But I do not work. I am autistic, and being the autistic I am means I am real world, social model disabled. I do not work because I cannot. There are a dozen hypothetical ‘what if…’ or ‘should be…’ scenarios in which I could hold down a job, but that is not my reality.
Work and the willingness/ability to work is a shitty metric for how to value a human being. Actually scratch that, trying to ascribe value to humanity is fraught and dehumanizing.
But we do it every day in examples just like Bridget cites above. We do it every time we try to figure out if someone is a good/bad person. No one, however different or amoral they seem to be acting, can ever fail at being a person. I admit that there're people who's humanities I have trouble relating to because of my personal ethics and energy levels. But my failure to recognize their humanity doesn't mean they're not still very human.
Value and humanity have nothing to do with each other. A human is no more or less a human because of what they can or can't produce or do. When we treat people's capacity for productivity as a metric for value, we dehumanize and erase people who produce less.
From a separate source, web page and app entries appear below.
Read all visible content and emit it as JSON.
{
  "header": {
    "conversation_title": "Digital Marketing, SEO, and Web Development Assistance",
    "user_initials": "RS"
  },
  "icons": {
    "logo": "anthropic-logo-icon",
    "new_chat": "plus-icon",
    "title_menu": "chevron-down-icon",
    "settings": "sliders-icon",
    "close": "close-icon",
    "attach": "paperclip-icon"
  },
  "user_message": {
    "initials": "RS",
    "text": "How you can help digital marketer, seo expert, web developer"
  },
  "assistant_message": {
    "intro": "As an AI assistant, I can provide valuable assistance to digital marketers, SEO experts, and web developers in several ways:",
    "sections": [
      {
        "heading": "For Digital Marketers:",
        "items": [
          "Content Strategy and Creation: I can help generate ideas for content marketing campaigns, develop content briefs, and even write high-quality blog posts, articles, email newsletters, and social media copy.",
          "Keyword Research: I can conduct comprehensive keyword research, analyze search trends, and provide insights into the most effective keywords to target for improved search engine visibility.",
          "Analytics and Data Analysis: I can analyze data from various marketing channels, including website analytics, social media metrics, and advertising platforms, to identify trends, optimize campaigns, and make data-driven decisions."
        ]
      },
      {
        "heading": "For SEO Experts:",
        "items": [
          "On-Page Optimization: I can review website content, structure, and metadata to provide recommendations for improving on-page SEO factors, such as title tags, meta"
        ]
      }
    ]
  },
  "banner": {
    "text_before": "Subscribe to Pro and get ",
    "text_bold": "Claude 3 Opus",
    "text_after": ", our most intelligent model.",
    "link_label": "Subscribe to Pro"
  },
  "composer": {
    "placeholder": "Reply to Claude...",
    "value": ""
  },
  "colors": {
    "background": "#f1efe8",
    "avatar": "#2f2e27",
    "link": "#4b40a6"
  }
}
Treating productive people as if they are more valuable is how we get the idea that so called geniuses are allowed to be assholes, or the notion that famous artists (like Roman Polanski) should be absolved for their abuse & dehumanization others; as if the value of what they produce in some sick calculation, outweighs the humanity of those the abuse/dehumanize.
I've written about the falseness of work's supposed dignity-bestowing qualities. Reading Bridget's article today really hit home to me how misguided it is to think that "jobs, jobs, jobs" is the best and only answer to the problems of poverty.
Financial independence through "honest work" is too simple and inappropriate a goal for feminism or any other anti-oppression efforts. It throws people like Bridget under the bus completely and ignores unpaid forms of labor (like parenting). It also devalues community and family interdependence which have long been an invaluable survival resource for many poor people.
Jobs are not the (only) answers to the disempowerment of women (or any group). Employment fails to address the complexity of concerns faced by people who are unable or even unwilling to "work" in the traditional sense.
I'm personally at the intersection between sick and difficult to employ. I don't have the physical energy to work most jobs full time. Specifically I don't have the energy to work in most forms of education, direct action politics, social work, or customer service which are the only things I am qualified for/interested in. In addition to the problem of energy I also don't want to work full time on someone else's dream, even if it is a dream I believe in and want to collaborate on.
I have a regular commitment to and faith in my creative process as a writer. Writing is one of the few things I do consistently have energy for. I am sick today and still working on it. But it is work, albeit work not currently ascribed much value by our society.
My ability to do writing work consistently doesn't make a me a good person or even a good writer. It demonstrates my commitment and consistency (qualities prized by capitalism and the culture of productivity). And I don't deny that there is an impulse in me that encourages pride such consistency, but consciously, intellectually I know that the amount and quality of work I do has absolutely nothing to do with my worth as a person.
I'm still the same amount of human and that shit is invaluable.